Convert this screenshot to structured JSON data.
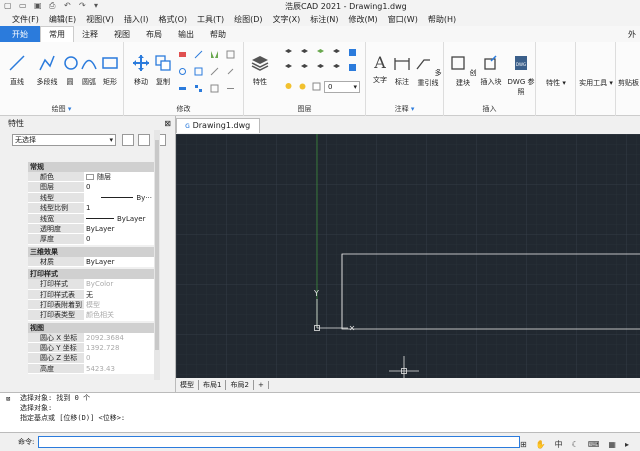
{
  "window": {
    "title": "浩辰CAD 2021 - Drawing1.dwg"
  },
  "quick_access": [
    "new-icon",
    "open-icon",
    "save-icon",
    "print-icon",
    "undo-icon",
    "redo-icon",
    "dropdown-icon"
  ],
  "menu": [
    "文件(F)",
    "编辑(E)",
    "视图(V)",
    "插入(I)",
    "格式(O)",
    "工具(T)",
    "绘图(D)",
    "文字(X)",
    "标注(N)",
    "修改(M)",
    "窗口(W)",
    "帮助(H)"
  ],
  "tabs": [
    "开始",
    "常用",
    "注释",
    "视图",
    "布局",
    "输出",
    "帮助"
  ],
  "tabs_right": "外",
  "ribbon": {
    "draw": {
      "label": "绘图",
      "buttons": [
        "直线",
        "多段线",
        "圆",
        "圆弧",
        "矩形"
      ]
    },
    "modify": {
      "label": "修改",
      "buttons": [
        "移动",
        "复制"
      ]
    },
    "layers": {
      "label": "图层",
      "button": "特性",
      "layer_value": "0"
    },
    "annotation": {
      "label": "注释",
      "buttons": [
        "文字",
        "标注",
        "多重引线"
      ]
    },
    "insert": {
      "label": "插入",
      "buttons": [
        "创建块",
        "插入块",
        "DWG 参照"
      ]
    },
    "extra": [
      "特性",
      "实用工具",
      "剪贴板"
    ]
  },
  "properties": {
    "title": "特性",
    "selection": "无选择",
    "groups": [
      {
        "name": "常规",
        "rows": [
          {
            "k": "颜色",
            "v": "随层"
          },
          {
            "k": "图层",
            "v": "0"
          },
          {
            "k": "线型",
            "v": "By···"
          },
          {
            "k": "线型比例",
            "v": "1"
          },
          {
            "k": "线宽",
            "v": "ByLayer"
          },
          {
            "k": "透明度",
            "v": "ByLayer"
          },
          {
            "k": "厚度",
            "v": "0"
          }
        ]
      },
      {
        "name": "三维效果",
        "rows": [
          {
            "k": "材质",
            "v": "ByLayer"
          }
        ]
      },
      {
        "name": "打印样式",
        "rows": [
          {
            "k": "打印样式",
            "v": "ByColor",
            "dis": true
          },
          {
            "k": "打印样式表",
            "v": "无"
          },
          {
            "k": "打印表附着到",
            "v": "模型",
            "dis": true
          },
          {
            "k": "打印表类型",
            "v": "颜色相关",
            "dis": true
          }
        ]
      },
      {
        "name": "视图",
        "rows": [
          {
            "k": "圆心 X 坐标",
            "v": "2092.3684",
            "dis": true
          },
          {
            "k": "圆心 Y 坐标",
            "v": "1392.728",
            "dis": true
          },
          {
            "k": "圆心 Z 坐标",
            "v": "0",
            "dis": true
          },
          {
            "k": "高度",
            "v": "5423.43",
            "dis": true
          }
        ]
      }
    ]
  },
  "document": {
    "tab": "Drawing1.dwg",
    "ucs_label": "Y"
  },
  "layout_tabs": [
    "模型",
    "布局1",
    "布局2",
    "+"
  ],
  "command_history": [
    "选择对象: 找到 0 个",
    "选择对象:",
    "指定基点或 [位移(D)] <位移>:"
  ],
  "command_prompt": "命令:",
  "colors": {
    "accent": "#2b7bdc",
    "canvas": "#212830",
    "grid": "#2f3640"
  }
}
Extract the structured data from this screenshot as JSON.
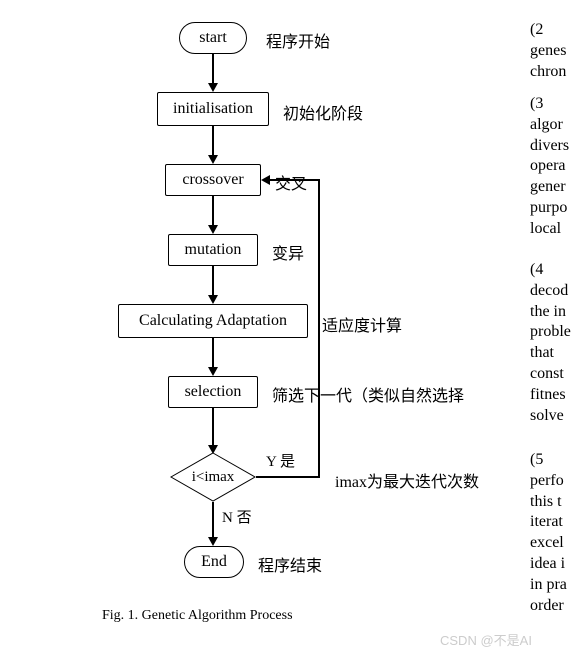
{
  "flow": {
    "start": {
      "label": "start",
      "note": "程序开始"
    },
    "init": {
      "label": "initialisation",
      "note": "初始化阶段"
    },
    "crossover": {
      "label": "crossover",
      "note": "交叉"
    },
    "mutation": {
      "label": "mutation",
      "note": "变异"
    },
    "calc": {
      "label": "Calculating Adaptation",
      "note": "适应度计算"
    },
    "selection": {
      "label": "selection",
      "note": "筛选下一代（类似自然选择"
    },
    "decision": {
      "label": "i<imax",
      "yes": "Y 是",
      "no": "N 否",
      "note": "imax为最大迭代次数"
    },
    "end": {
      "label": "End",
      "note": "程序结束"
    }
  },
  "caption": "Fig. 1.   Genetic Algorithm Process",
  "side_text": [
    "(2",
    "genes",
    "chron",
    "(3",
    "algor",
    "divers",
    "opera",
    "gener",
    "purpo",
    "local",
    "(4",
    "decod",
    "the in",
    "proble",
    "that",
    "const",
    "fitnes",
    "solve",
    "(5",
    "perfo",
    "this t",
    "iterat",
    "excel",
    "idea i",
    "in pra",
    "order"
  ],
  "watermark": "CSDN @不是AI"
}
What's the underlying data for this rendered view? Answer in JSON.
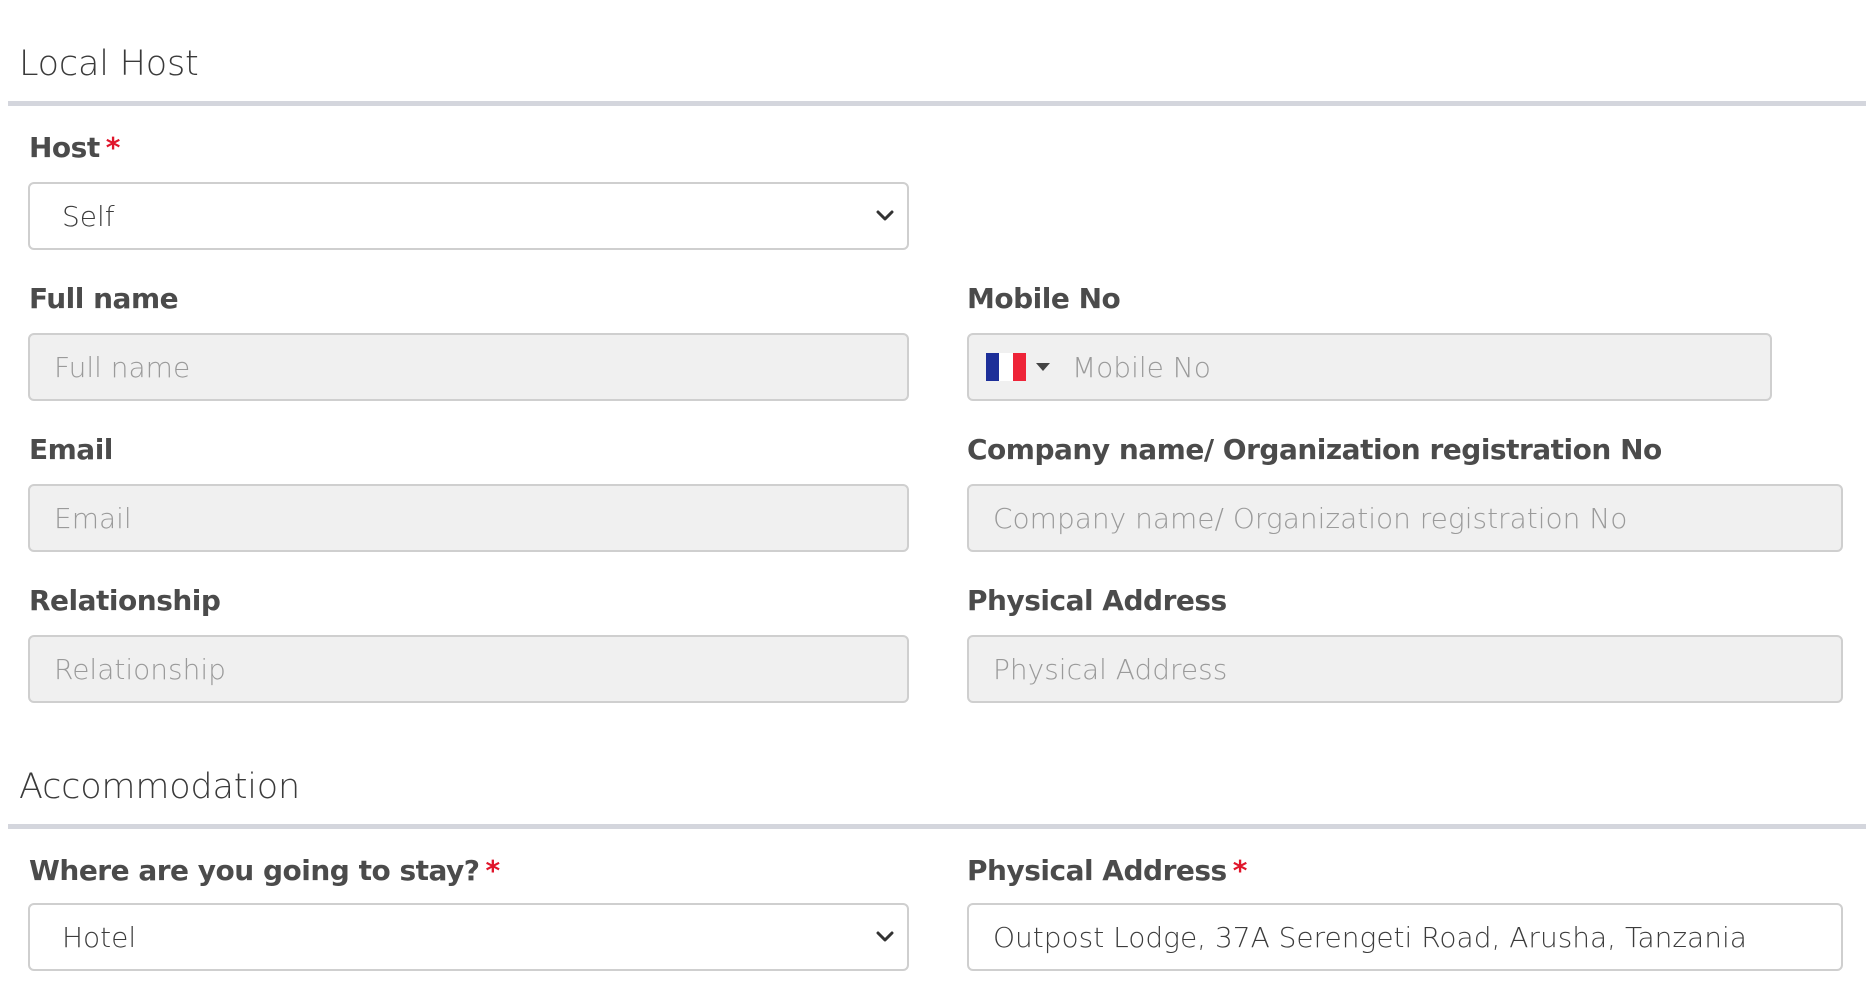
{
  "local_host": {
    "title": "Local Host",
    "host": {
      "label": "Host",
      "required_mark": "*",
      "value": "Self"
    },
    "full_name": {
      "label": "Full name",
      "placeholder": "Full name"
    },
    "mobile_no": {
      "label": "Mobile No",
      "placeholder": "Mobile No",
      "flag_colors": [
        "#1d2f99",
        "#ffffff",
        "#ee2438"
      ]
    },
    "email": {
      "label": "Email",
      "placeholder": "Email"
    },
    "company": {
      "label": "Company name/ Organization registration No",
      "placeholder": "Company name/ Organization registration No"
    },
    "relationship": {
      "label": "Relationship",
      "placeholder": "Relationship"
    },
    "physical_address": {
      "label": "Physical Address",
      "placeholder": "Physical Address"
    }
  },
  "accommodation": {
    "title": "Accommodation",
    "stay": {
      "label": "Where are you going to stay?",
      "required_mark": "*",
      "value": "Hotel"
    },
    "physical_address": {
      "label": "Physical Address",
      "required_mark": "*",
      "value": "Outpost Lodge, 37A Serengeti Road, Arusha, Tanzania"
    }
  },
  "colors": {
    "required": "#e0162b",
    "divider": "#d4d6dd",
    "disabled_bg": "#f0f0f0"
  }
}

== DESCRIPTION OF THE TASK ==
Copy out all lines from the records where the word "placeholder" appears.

== TASK OUTPUT ==
      "placeholder": "Full name"
      "placeholder": "Mobile No",
      "placeholder": "Email"
      "placeholder": "Company name/ Organization registration No"
      "placeholder": "Relationship"
      "placeholder": "Physical Address"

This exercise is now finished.